  border-width: 0.5em; 

Apply different widths on each side using start and end properties.

Example: Different Widths CSS

.different-widths {  
  border-start-width: 2px;
  border-end-width: 4px;

For responsive layouts, adjust widths based on screen size/device. Use media queries to change at breakpoints.

Example: Responsive Border CSS

.responsive-border {  
  border: 2px solid black;

@media screen and (max-width: 600px) {
  .responsive-border {
    border-width: 1px;

Here, width reduces when screen is <= 600 pixels.

Border Inline and Box Model

To understand how the border-inline property affects an element's dimensions, you need a basic understanding of the CSS box model.

In CSS, every element is treated as a rectangular box with content, padding, borders, and margins. The box model defines how these parts interact and contribute to the element's total size.

The content area is where the actual content (text, images) of the element is displayed. Surrounding the content area is the padding, which adds space between the content and the borders.
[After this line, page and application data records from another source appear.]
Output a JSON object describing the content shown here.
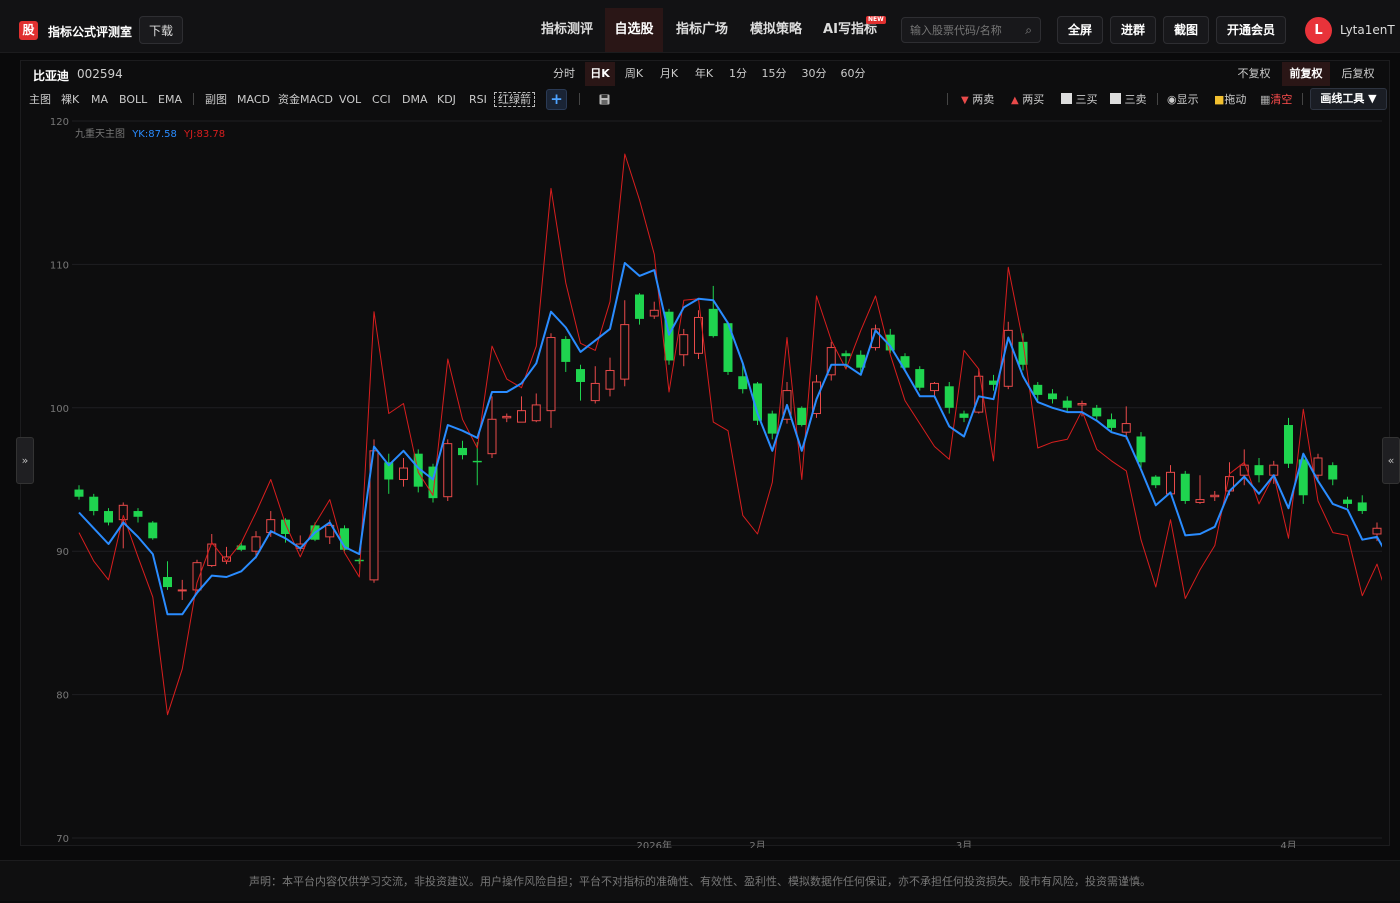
{
  "header": {
    "logo_char": "股",
    "app_title": "指标公式评测室",
    "download_label": "下载",
    "nav": [
      {
        "label": "指标测评",
        "active": false
      },
      {
        "label": "自选股",
        "active": true
      },
      {
        "label": "指标广场",
        "active": false
      },
      {
        "label": "模拟策略",
        "active": false
      },
      {
        "label": "AI写指标",
        "active": false
      }
    ],
    "new_badge": "NEW",
    "search_placeholder": "输入股票代码/名称",
    "buttons": [
      "全屏",
      "进群",
      "截图",
      "开通会员"
    ],
    "user_initial": "L",
    "username": "Lyta1enT"
  },
  "stock": {
    "name": "比亚迪",
    "code": "002594"
  },
  "periods": [
    "分时",
    "日K",
    "周K",
    "月K",
    "年K",
    "1分",
    "15分",
    "30分",
    "60分"
  ],
  "active_period": "日K",
  "fuquan": [
    "不复权",
    "前复权",
    "后复权"
  ],
  "active_fuquan": "前复权",
  "indicators_main": [
    "主图",
    "裸K",
    "MA",
    "BOLL",
    "EMA"
  ],
  "indicators_sub": [
    "副图",
    "MACD",
    "资金MACD",
    "VOL",
    "CCI",
    "DMA",
    "KDJ",
    "RSI"
  ],
  "indicator_boxed": "红绿箭",
  "tools": {
    "sell2": "两卖",
    "buy2": "两买",
    "buy3": "三买",
    "sell3": "三卖",
    "show": "显示",
    "drag": "拖动",
    "clear": "清空",
    "draw_tools": "画线工具 ▼"
  },
  "side_left": "»",
  "side_right": "«",
  "disclaimer": "声明：本平台内容仅供学习交流，非投资建议。用户操作风险自担；平台不对指标的准确性、有效性、盈利性、模拟数据作任何保证，亦不承担任何投资损失。股市有风险，投资需谨慎。",
  "colors": {
    "up": "#e84a4a",
    "down": "#1fd44f",
    "yk": "#2a8cff",
    "yj": "#d81e1e",
    "accent_red": "#e03030"
  },
  "chart_data": {
    "type": "candlestick",
    "title": "",
    "legend": [
      {
        "label": "九重天主图",
        "color": "#777777"
      },
      {
        "label": "YK:87.58",
        "color": "#2a8cff"
      },
      {
        "label": "YJ:83.78",
        "color": "#d81e1e"
      }
    ],
    "ylim": [
      70,
      120
    ],
    "yticks": [
      70,
      80,
      90,
      100,
      110,
      120
    ],
    "xticks": [
      {
        "label": "2026年",
        "index": 39
      },
      {
        "label": "2月",
        "index": 46
      },
      {
        "label": "3月",
        "index": 60
      },
      {
        "label": "4月",
        "index": 82
      }
    ],
    "candles": [
      [
        94.3,
        93.8,
        94.6,
        93.6
      ],
      [
        93.8,
        92.8,
        94.0,
        92.5
      ],
      [
        92.8,
        92.0,
        93.0,
        91.8
      ],
      [
        92.2,
        93.2,
        93.4,
        90.2
      ],
      [
        92.8,
        92.4,
        93.0,
        92.0
      ],
      [
        92.0,
        90.9,
        92.1,
        90.8
      ],
      [
        88.2,
        87.5,
        89.3,
        87.3
      ],
      [
        87.3,
        87.3,
        88.0,
        86.6
      ],
      [
        87.3,
        89.2,
        89.4,
        87.0
      ],
      [
        89.0,
        90.5,
        91.2,
        88.9
      ],
      [
        89.3,
        89.6,
        90.3,
        89.1
      ],
      [
        90.4,
        90.1,
        90.6,
        90.0
      ],
      [
        90.0,
        91.0,
        91.4,
        89.5
      ],
      [
        91.3,
        92.2,
        92.8,
        91.0
      ],
      [
        92.2,
        91.2,
        92.3,
        90.6
      ],
      [
        90.2,
        90.5,
        91.1,
        90.0
      ],
      [
        91.8,
        90.8,
        92.0,
        90.7
      ],
      [
        91.0,
        91.8,
        92.2,
        90.5
      ],
      [
        91.6,
        90.1,
        91.8,
        90.0
      ],
      [
        89.4,
        89.3,
        89.5,
        89.1
      ],
      [
        88.0,
        97.0,
        97.8,
        87.8
      ],
      [
        96.2,
        95.0,
        96.8,
        94.0
      ],
      [
        95.0,
        95.8,
        96.5,
        94.5
      ],
      [
        96.8,
        94.5,
        97.1,
        94.1
      ],
      [
        95.9,
        93.7,
        96.1,
        93.4
      ],
      [
        93.8,
        97.5,
        97.8,
        93.5
      ],
      [
        97.2,
        96.7,
        97.7,
        96.4
      ],
      [
        96.3,
        96.2,
        97.6,
        94.6
      ],
      [
        96.8,
        99.2,
        100.8,
        96.5
      ],
      [
        99.3,
        99.4,
        99.6,
        99.0
      ],
      [
        99.0,
        99.8,
        100.8,
        99.0
      ],
      [
        99.1,
        100.2,
        101.0,
        99.0
      ],
      [
        99.8,
        104.9,
        105.2,
        98.6
      ],
      [
        104.8,
        103.2,
        105.0,
        102.5
      ],
      [
        102.7,
        101.8,
        103.0,
        100.5
      ],
      [
        100.5,
        101.7,
        102.9,
        100.3
      ],
      [
        101.3,
        102.6,
        103.5,
        100.8
      ],
      [
        102.0,
        105.8,
        107.5,
        101.5
      ],
      [
        107.9,
        106.2,
        108.0,
        105.8
      ],
      [
        106.4,
        106.8,
        107.4,
        106.2
      ],
      [
        106.7,
        103.3,
        106.9,
        103.0
      ],
      [
        103.7,
        105.1,
        105.5,
        102.9
      ],
      [
        103.8,
        106.3,
        106.8,
        103.4
      ],
      [
        106.9,
        105.0,
        108.5,
        104.9
      ],
      [
        105.9,
        102.5,
        106.0,
        102.3
      ],
      [
        102.2,
        101.3,
        103.1,
        101.0
      ],
      [
        101.7,
        99.1,
        101.8,
        98.8
      ],
      [
        99.6,
        98.2,
        99.8,
        97.8
      ],
      [
        99.2,
        101.2,
        101.8,
        98.9
      ],
      [
        100.0,
        98.8,
        100.1,
        98.7
      ],
      [
        99.6,
        101.8,
        102.3,
        99.3
      ],
      [
        102.3,
        104.2,
        104.6,
        101.9
      ],
      [
        103.8,
        103.6,
        104.0,
        102.8
      ],
      [
        103.7,
        102.8,
        104.0,
        102.4
      ],
      [
        104.2,
        105.5,
        105.8,
        104.0
      ],
      [
        105.1,
        104.0,
        105.5,
        103.8
      ],
      [
        103.6,
        102.8,
        103.8,
        102.6
      ],
      [
        102.7,
        101.4,
        102.9,
        101.2
      ],
      [
        101.2,
        101.7,
        101.8,
        100.8
      ],
      [
        101.5,
        100.0,
        101.8,
        99.6
      ],
      [
        99.6,
        99.3,
        99.8,
        99.0
      ],
      [
        99.7,
        102.2,
        102.7,
        99.6
      ],
      [
        101.9,
        101.6,
        102.3,
        101.2
      ],
      [
        101.5,
        105.4,
        106.0,
        101.3
      ],
      [
        104.6,
        103.0,
        105.2,
        102.6
      ],
      [
        101.6,
        100.9,
        101.8,
        100.5
      ],
      [
        101.0,
        100.6,
        101.3,
        100.3
      ],
      [
        100.5,
        100.0,
        100.8,
        99.7
      ],
      [
        100.2,
        100.3,
        100.5,
        99.4
      ],
      [
        100.0,
        99.4,
        100.2,
        99.1
      ],
      [
        99.2,
        98.6,
        99.6,
        98.4
      ],
      [
        98.3,
        98.9,
        100.1,
        97.8
      ],
      [
        98.0,
        96.2,
        98.3,
        95.8
      ],
      [
        95.2,
        94.6,
        95.3,
        94.4
      ],
      [
        94.0,
        95.5,
        96.0,
        94.0
      ],
      [
        95.4,
        93.5,
        95.6,
        93.3
      ],
      [
        93.4,
        93.6,
        95.3,
        93.3
      ],
      [
        93.8,
        93.9,
        94.2,
        93.5
      ],
      [
        94.2,
        95.2,
        96.2,
        93.9
      ],
      [
        95.3,
        96.0,
        97.1,
        94.6
      ],
      [
        96.0,
        95.3,
        96.5,
        94.8
      ],
      [
        95.3,
        96.0,
        96.3,
        94.7
      ],
      [
        98.8,
        96.1,
        99.3,
        95.8
      ],
      [
        96.4,
        93.9,
        96.8,
        93.3
      ],
      [
        95.3,
        96.5,
        96.8,
        95.0
      ],
      [
        96.0,
        95.0,
        96.2,
        94.6
      ],
      [
        93.6,
        93.3,
        93.8,
        93.0
      ],
      [
        93.4,
        92.8,
        93.9,
        92.6
      ],
      [
        91.2,
        91.6,
        92.0,
        90.7
      ],
      [
        91.4,
        91.9,
        92.2,
        90.3
      ],
      [
        91.2,
        90.6,
        91.3,
        90.2
      ],
      [
        90.2,
        89.2,
        90.9,
        88.9
      ]
    ],
    "series": [
      {
        "name": "YK",
        "values": [
          92.7,
          91.6,
          90.5,
          92.0,
          91.0,
          89.8,
          85.6,
          85.6,
          87.1,
          88.3,
          88.2,
          88.6,
          89.6,
          91.4,
          90.9,
          90.2,
          91.3,
          92.0,
          90.3,
          89.8,
          97.3,
          96.0,
          97.0,
          95.8,
          95.0,
          98.8,
          98.4,
          97.9,
          101.1,
          101.1,
          101.7,
          103.1,
          106.7,
          105.6,
          103.9,
          104.7,
          105.5,
          110.1,
          109.2,
          109.6,
          105.1,
          107.0,
          107.6,
          107.5,
          105.9,
          103.1,
          99.6,
          97.0,
          100.2,
          97.0,
          100.6,
          103.0,
          103.0,
          102.3,
          105.4,
          104.3,
          102.6,
          100.8,
          100.8,
          98.7,
          98.0,
          100.8,
          100.6,
          104.9,
          102.2,
          100.4,
          100.0,
          99.7,
          99.7,
          99.1,
          98.3,
          98.0,
          95.7,
          93.2,
          94.1,
          91.1,
          91.2,
          91.7,
          94.2,
          95.2,
          94.0,
          95.3,
          93.0,
          96.8,
          94.9,
          93.3,
          92.9,
          90.8,
          91.0,
          89.2,
          87.6
        ]
      },
      {
        "name": "YJ",
        "values": [
          91.3,
          89.3,
          88.0,
          92.5,
          89.6,
          86.8,
          78.6,
          81.8,
          87.8,
          90.6,
          89.3,
          90.6,
          92.7,
          95.0,
          91.9,
          89.6,
          91.9,
          93.6,
          89.9,
          88.2,
          106.7,
          99.6,
          100.3,
          95.5,
          93.9,
          103.4,
          99.2,
          97.2,
          104.3,
          102.0,
          101.4,
          104.3,
          115.3,
          108.7,
          104.5,
          104.0,
          107.4,
          117.7,
          114.5,
          110.7,
          101.1,
          107.5,
          107.6,
          99.0,
          98.4,
          92.5,
          91.2,
          94.8,
          104.9,
          95.0,
          107.8,
          104.7,
          102.7,
          105.4,
          107.8,
          103.7,
          100.5,
          98.9,
          97.3,
          96.4,
          104.0,
          102.7,
          96.3,
          109.8,
          104.6,
          97.2,
          97.6,
          97.8,
          99.8,
          97.1,
          96.3,
          95.6,
          90.8,
          87.5,
          92.2,
          86.7,
          88.7,
          90.4,
          95.4,
          96.2,
          93.3,
          95.3,
          90.9,
          99.9,
          93.5,
          91.3,
          91.1,
          86.9,
          89.1,
          85.9,
          83.8
        ]
      }
    ]
  }
}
The border-inline property sets borders on the left and right sides of an element outside its padding. Margins are on the outermost layer, creating space between elements.

When you set border-inline, it affects an element's dimensions. By default, border width adds to an element's total width. For example, if you have an element with a width of 200 pixels and a border-inline of 2 pixels each side, its total width will be 204 pixels (200px content width + 2px left border + 2px right border).

Example: Element with border-inline affecting dimensions

Example: Element with border-inline affecting dimensions

<div class="box">Content goes here</div>
.box {
  width: 200px;
  padding: 10px;
  border-inline: 2px solid black;
  • .box has a content width of 200 pixels.
  • Padding is set to 10 pixels on all sides.
  • It has a border-inline of 2 pixels.

The total width will be:

224 pixels = 
(200px content) + 
(10px left padding) + 
(10px right padding) +
(2px left border) +
(2px right border)

To calculate total height:

Total Height = Content Height + Top Padding + Bottom Padding

Note that border-inline does not affect height.

If you want to set an overall dimension including borders and padding use:

Example: Using box-sizing: border-box

Example: Using box-sizing: border-box

.box {
    width: 200px;
    padding: 10px;
    border-inline: 2px solid black;
    box-sizing: border-box;

With this setting:

  • .box will have a total width of exactly 200 pixels.
  • Content Width = 176 px (calculated as follows):
    Content Width = Total Width - Left Padding - Right Padding - Left Border - Right Border
                 =   (200 px)     -     (10 px)      -     (10 px)      -     (2 px )       -      (2 px )
                 =   **176** px  

Understanding how border-inline interacts with the box model helps in creating properly sized elements in your web pages. By considering all parts like size for contents, padding, and borders, you can control layout accurately.